→ **What is required**: Wherever the string "aplikace" appears in the entries below, return the line that holds it.

→ **Data provided**:
BEGIN

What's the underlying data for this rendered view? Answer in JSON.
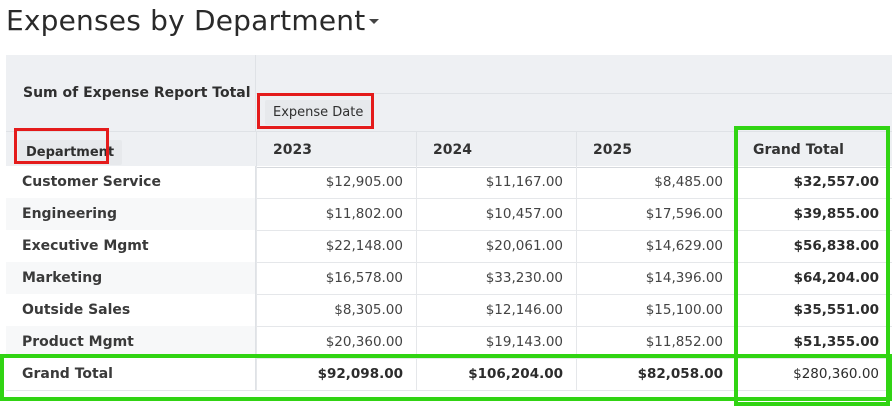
{
  "title": "Expenses by Department",
  "pivot": {
    "measure": "Sum of Expense Report Total",
    "column_field": "Expense Date",
    "row_field": "Department",
    "columns": [
      "2023",
      "2024",
      "2025",
      "Grand Total"
    ],
    "rows": [
      {
        "label": "Customer Service",
        "values": [
          "$12,905.00",
          "$11,167.00",
          "$8,485.00",
          "$32,557.00"
        ]
      },
      {
        "label": "Engineering",
        "values": [
          "$11,802.00",
          "$10,457.00",
          "$17,596.00",
          "$39,855.00"
        ]
      },
      {
        "label": "Executive Mgmt",
        "values": [
          "$22,148.00",
          "$20,061.00",
          "$14,629.00",
          "$56,838.00"
        ]
      },
      {
        "label": "Marketing",
        "values": [
          "$16,578.00",
          "$33,230.00",
          "$14,396.00",
          "$64,204.00"
        ]
      },
      {
        "label": "Outside Sales",
        "values": [
          "$8,305.00",
          "$12,146.00",
          "$15,100.00",
          "$35,551.00"
        ]
      },
      {
        "label": "Product Mgmt",
        "values": [
          "$20,360.00",
          "$19,143.00",
          "$11,852.00",
          "$51,355.00"
        ]
      }
    ],
    "grand_total": {
      "label": "Grand Total",
      "values": [
        "$92,098.00",
        "$106,204.00",
        "$82,058.00",
        "$280,360.00"
      ]
    }
  },
  "colors": {
    "highlight_red": "#e41b1b",
    "highlight_green": "#31d413",
    "header_bg": "#eef0f3"
  }
}
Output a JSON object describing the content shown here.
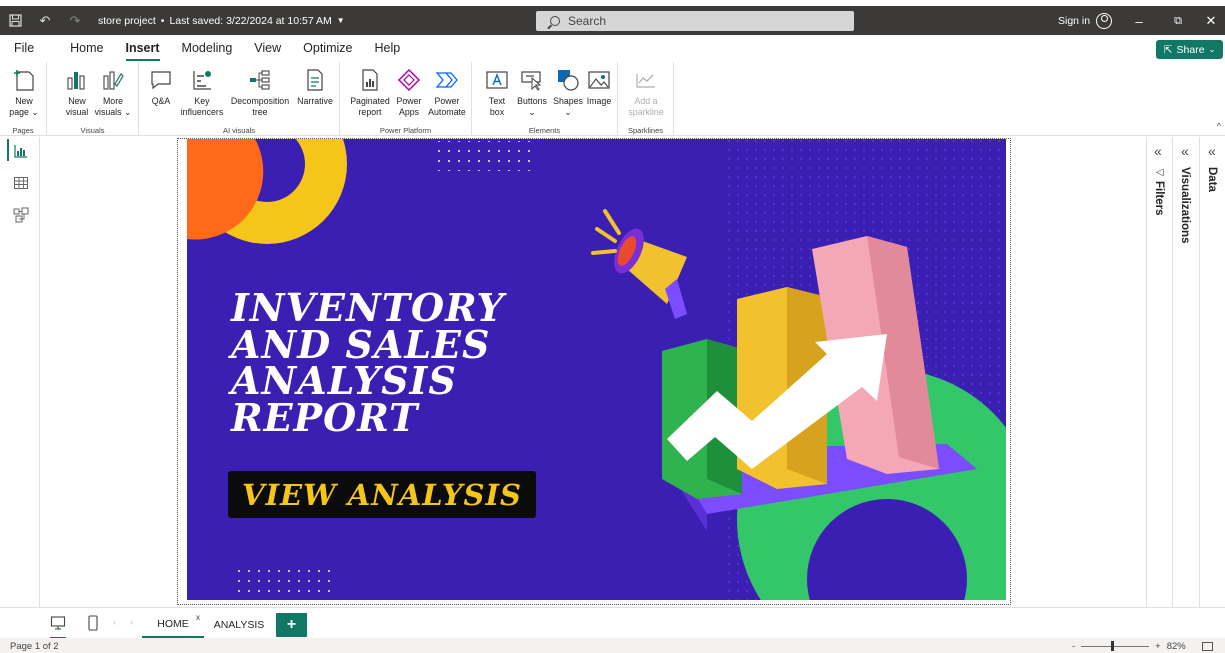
{
  "titlebar": {
    "doc_title": "store project",
    "separator": "•",
    "saved": "Last saved: 3/22/2024 at 10:57 AM",
    "search_placeholder": "Search",
    "sign_in": "Sign in",
    "minimize": "–",
    "restore": "⧉",
    "close": "✕"
  },
  "menu": {
    "tabs": [
      "File",
      "Home",
      "Insert",
      "Modeling",
      "View",
      "Optimize",
      "Help"
    ],
    "active": "Insert",
    "share": "Share"
  },
  "ribbon": {
    "groups": {
      "pages": "Pages",
      "visuals": "Visuals",
      "ai_visuals": "AI visuals",
      "power_platform": "Power Platform",
      "elements": "Elements",
      "sparklines": "Sparklines"
    },
    "buttons": {
      "new_page": [
        "New",
        "page ⌄"
      ],
      "new_visual": [
        "New",
        "visual"
      ],
      "more_visuals": [
        "More",
        "visuals ⌄"
      ],
      "qa": [
        "Q&A",
        ""
      ],
      "key_influencers": [
        "Key",
        "influencers"
      ],
      "decomposition_tree": [
        "Decomposition",
        "tree"
      ],
      "narrative": [
        "Narrative",
        ""
      ],
      "paginated_report": [
        "Paginated",
        "report"
      ],
      "power_apps": [
        "Power",
        "Apps"
      ],
      "power_automate": [
        "Power",
        "Automate"
      ],
      "text_box": [
        "Text",
        "box"
      ],
      "buttons": [
        "Buttons",
        "⌄"
      ],
      "shapes": [
        "Shapes",
        "⌄"
      ],
      "image": [
        "Image",
        ""
      ],
      "add_sparkline": [
        "Add a",
        "sparkline"
      ]
    }
  },
  "report": {
    "title_lines": [
      "INVENTORY",
      "AND SALES",
      "ANALYSIS",
      "REPORT"
    ],
    "button": "VIEW ANALYSIS"
  },
  "panes": {
    "filters": "Filters",
    "visualizations": "Visualizations",
    "data": "Data"
  },
  "page_tabs": {
    "tabs": [
      "HOME",
      "ANALYSIS"
    ],
    "active": "HOME",
    "add": "+"
  },
  "status": {
    "page": "Page 1 of 2",
    "zoom": "82%",
    "minus": "-",
    "plus": "+"
  },
  "colors": {
    "accent": "#117865",
    "report_bg": "#3b1fb2",
    "title_text": "#ffffff",
    "button_text": "#f5c518"
  }
}
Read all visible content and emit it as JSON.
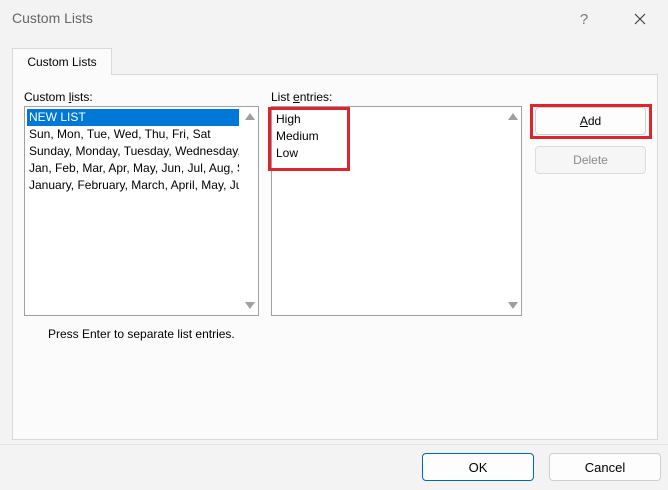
{
  "window": {
    "title": "Custom Lists",
    "help_label": "?",
    "close_icon": "close-icon"
  },
  "tabs": [
    {
      "label": "Custom Lists",
      "active": true
    }
  ],
  "custom_lists": {
    "label_prefix": "Custom ",
    "label_accel": "l",
    "label_suffix": "ists:",
    "items": [
      "NEW LIST",
      "Sun, Mon, Tue, Wed, Thu, Fri, Sat",
      "Sunday, Monday, Tuesday, Wednesday, Thursday, Friday, Saturday",
      "Jan, Feb, Mar, Apr, May, Jun, Jul, Aug, Sep, Oct, Nov, Dec",
      "January, February, March, April, May, June, July, August, September, October, November, December"
    ],
    "selected_index": 0
  },
  "list_entries": {
    "label_prefix": "List ",
    "label_accel": "e",
    "label_suffix": "ntries:",
    "entries": [
      "High",
      "Medium",
      "Low"
    ]
  },
  "buttons": {
    "add_label_accel": "A",
    "add_label_rest": "dd",
    "delete_label": "Delete",
    "ok_label": "OK",
    "cancel_label": "Cancel"
  },
  "hint_text": "Press Enter to separate list entries.",
  "colors": {
    "selection": "#0078d7",
    "highlight": "#e0242b",
    "ok_border": "#0067c0"
  }
}
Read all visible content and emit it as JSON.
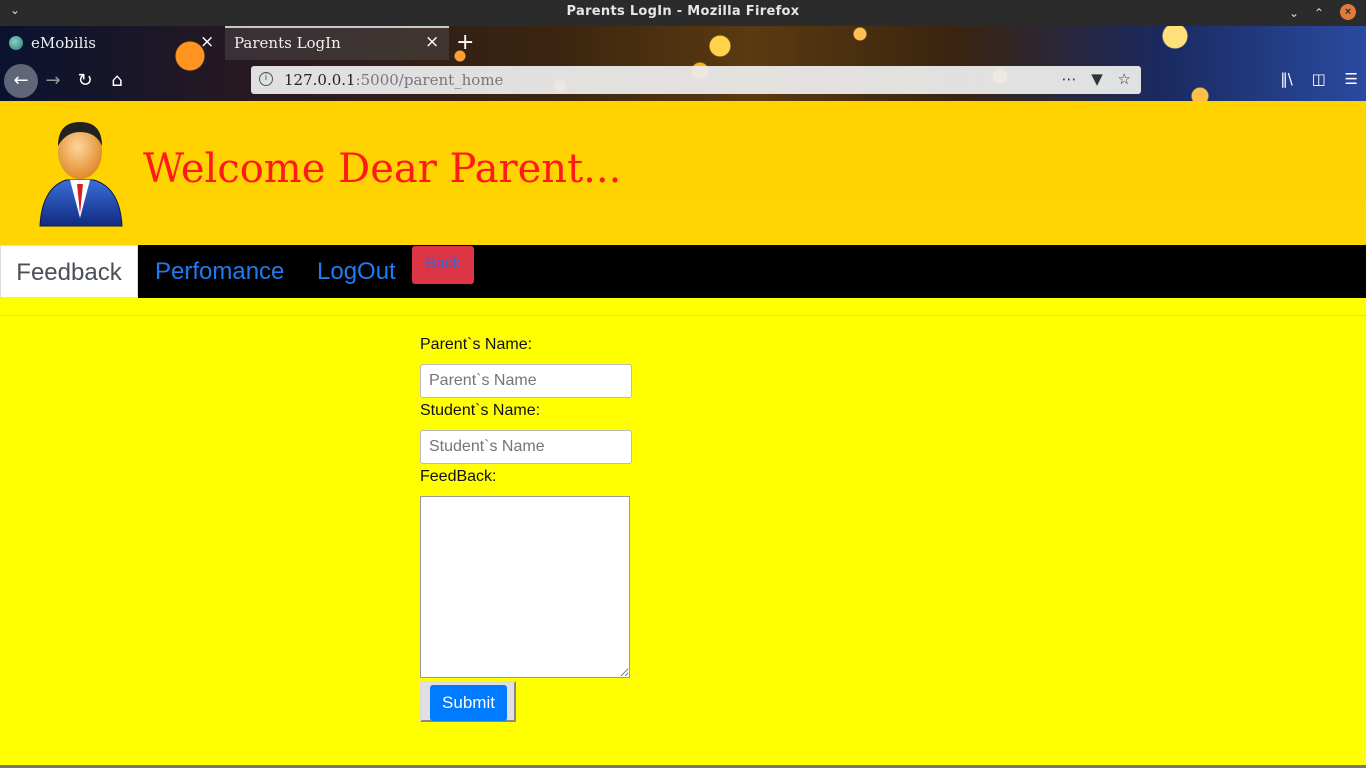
{
  "window": {
    "title": "Parents LogIn - Mozilla Firefox"
  },
  "tabs": [
    {
      "label": "eMobilis"
    },
    {
      "label": "Parents LogIn"
    }
  ],
  "urlbar": {
    "host": "127.0.0.1",
    "path": ":5000/parent_home"
  },
  "header": {
    "welcome": "Welcome Dear Parent..."
  },
  "nav": {
    "feedback": "Feedback",
    "performance": "Perfomance",
    "logout": "LogOut",
    "back": "Back"
  },
  "form": {
    "parent_label": "Parent`s Name:",
    "parent_placeholder": "Parent`s Name",
    "student_label": "Student`s Name:",
    "student_placeholder": "Student`s Name",
    "feedback_label": "FeedBack:",
    "submit_label": "Submit"
  },
  "colors": {
    "page_bg": "#ffff00",
    "header_bg": "#ffd200",
    "welcome_text": "#ff1a1a",
    "navbar_bg": "#000000",
    "nav_link": "#1e7cf0",
    "back_button": "#dc3545",
    "submit_button": "#007bff"
  }
}
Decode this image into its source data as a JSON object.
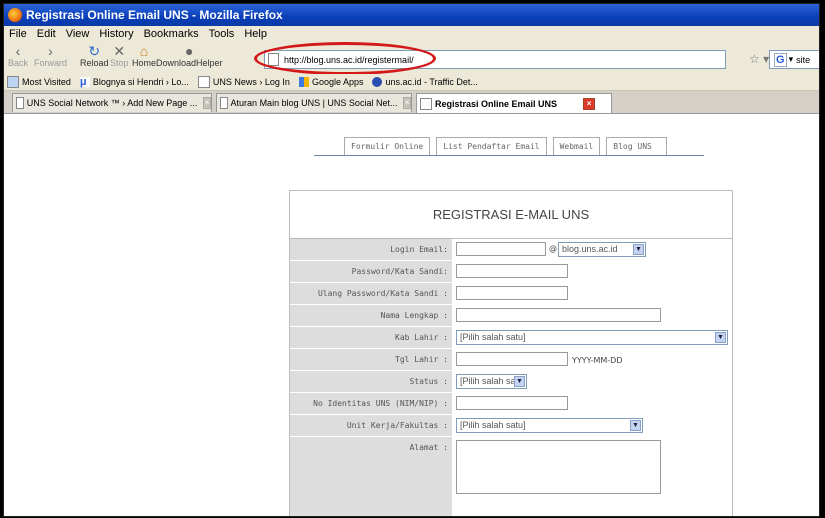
{
  "window": {
    "title": "Registrasi Online Email UNS - Mozilla Firefox"
  },
  "menu": [
    "File",
    "Edit",
    "View",
    "History",
    "Bookmarks",
    "Tools",
    "Help"
  ],
  "nav": {
    "back": "Back",
    "forward": "Forward",
    "reload": "Reload",
    "stop": "Stop",
    "home": "Home",
    "download_helper": "DownloadHelper",
    "url": "http://blog.uns.ac.id/registermail/",
    "search_engine_partial": "site"
  },
  "bookmarks": [
    "Most Visited",
    "Blognya si Hendri › Lo...",
    "UNS News › Log In",
    "Google Apps",
    "uns.ac.id - Traffic Det..."
  ],
  "tabs": [
    "UNS Social Network ™ › Add New Page ...",
    "Aturan Main blog UNS | UNS Social Net...",
    "Registrasi Online Email UNS"
  ],
  "page_nav": [
    "Formulir Online",
    "List Pendaftar Email",
    "Webmail",
    "Blog UNS"
  ],
  "form": {
    "title": "REGISTRASI E-MAIL UNS",
    "login_email_label": "Login Email:",
    "at_sign": "@",
    "domain_value": "blog.uns.ac.id",
    "password_label": "Password/Kata Sandi:",
    "repeat_password_label": "Ulang Password/Kata Sandi :",
    "full_name_label": "Nama Lengkap :",
    "birthplace_label": "Kab Lahir :",
    "birthplace_value": "[Pilih salah satu]",
    "birthdate_label": "Tgl Lahir :",
    "birthdate_hint": "YYYY-MM-DD",
    "status_label": "Status :",
    "status_value": "[Pilih salah satu]",
    "id_label": "No Identitas UNS (NIM/NIP) :",
    "unit_label": "Unit Kerja/Fakultas :",
    "unit_value": "[Pilih salah satu]",
    "address_label": "Alamat :"
  },
  "colors": {
    "highlight_oval": "#d21818",
    "title_bar": "#0a3fb8"
  }
}
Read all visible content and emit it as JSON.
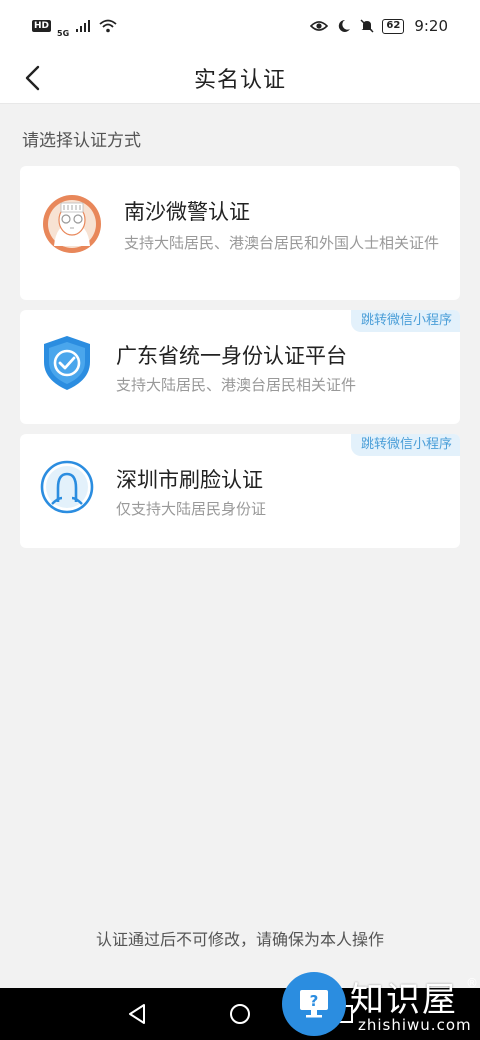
{
  "status_bar": {
    "left_badge": "HD",
    "network": "5G",
    "battery": "62",
    "time": "9:20"
  },
  "nav": {
    "title": "实名认证"
  },
  "section_label": "请选择认证方式",
  "cards": [
    {
      "title": "南沙微警认证",
      "desc": "支持大陆居民、港澳台居民和外国人士相关证件",
      "tag": "",
      "icon": "police-avatar-icon"
    },
    {
      "title": "广东省统一身份认证平台",
      "desc": "支持大陆居民、港澳台居民相关证件",
      "tag": "跳转微信小程序",
      "icon": "shield-check-icon"
    },
    {
      "title": "深圳市刷脸认证",
      "desc": "仅支持大陆居民身份证",
      "tag": "跳转微信小程序",
      "icon": "face-scan-icon"
    }
  ],
  "footer_note": "认证通过后不可修改，请确保为本人操作",
  "watermark": {
    "text": "知识屋",
    "reg": "®",
    "sub": "zhishiwu.com"
  },
  "colors": {
    "accent_blue": "#2b8de0",
    "tag_bg": "#e3f1fb",
    "tag_text": "#4a9ed8",
    "avatar_orange": "#e8875a"
  }
}
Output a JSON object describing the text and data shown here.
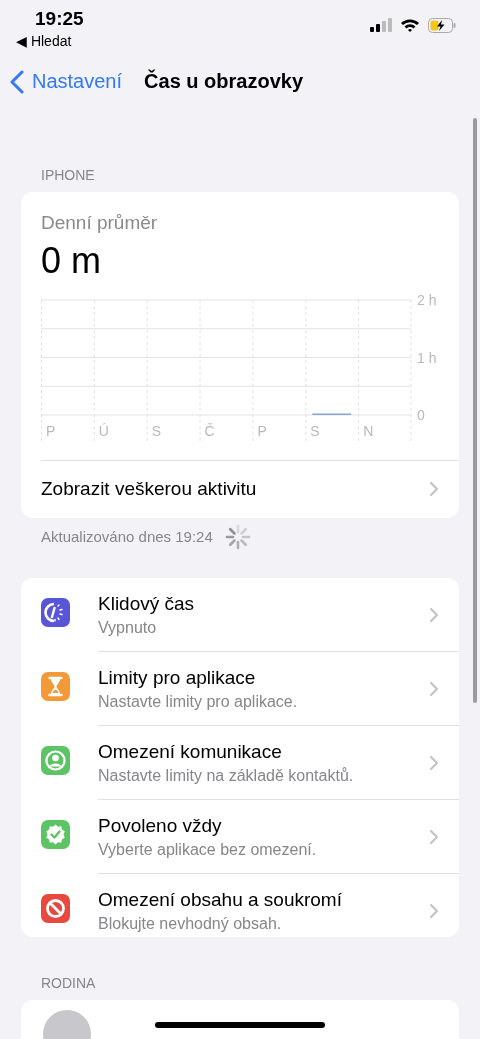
{
  "status_bar": {
    "time": "19:25",
    "back_app": "◀ Hledat"
  },
  "nav": {
    "back": "Nastavení",
    "title": "Čas u obrazovky"
  },
  "device_section": {
    "header": "IPHONE",
    "summary": {
      "label": "Denní průměr",
      "value": "0 m",
      "chart_data": {
        "type": "bar",
        "categories": [
          "P",
          "Ú",
          "S",
          "Č",
          "P",
          "S",
          "N"
        ],
        "values": [
          0,
          0,
          0,
          0,
          0,
          0.01,
          0
        ],
        "ylim": [
          0,
          2
        ],
        "yticks": [
          {
            "value": 0,
            "label": "0"
          },
          {
            "value": 1,
            "label": "1 h"
          },
          {
            "value": 2,
            "label": "2 h"
          }
        ]
      },
      "link": "Zobrazit veškerou aktivitu"
    },
    "footer": "Aktualizováno dnes 19:24"
  },
  "settings": [
    {
      "kind": "downtime",
      "color": "#5856d6",
      "title": "Klidový čas",
      "subtitle": "Vypnuto"
    },
    {
      "kind": "hourglass",
      "color": "#f19a37",
      "title": "Limity pro aplikace",
      "subtitle": "Nastavte limity pro aplikace."
    },
    {
      "kind": "contact",
      "color": "#5dc466",
      "title": "Omezení komunikace",
      "subtitle": "Nastavte limity na základě kontaktů."
    },
    {
      "kind": "seal",
      "color": "#5dc466",
      "title": "Povoleno vždy",
      "subtitle": "Vyberte aplikace bez omezení."
    },
    {
      "kind": "prohibited",
      "color": "#e9483f",
      "title": "Omezení obsahu a soukromí",
      "subtitle": "Blokujte nevhodný obsah."
    }
  ],
  "family_section": {
    "header": "RODINA"
  }
}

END

→ **Worked solution**:
      "title": "Limity pro aplikace",
      "subtitle": "Nastavte limity pro aplikace."
      "subtitle": "Vyberte aplikace bez omezení."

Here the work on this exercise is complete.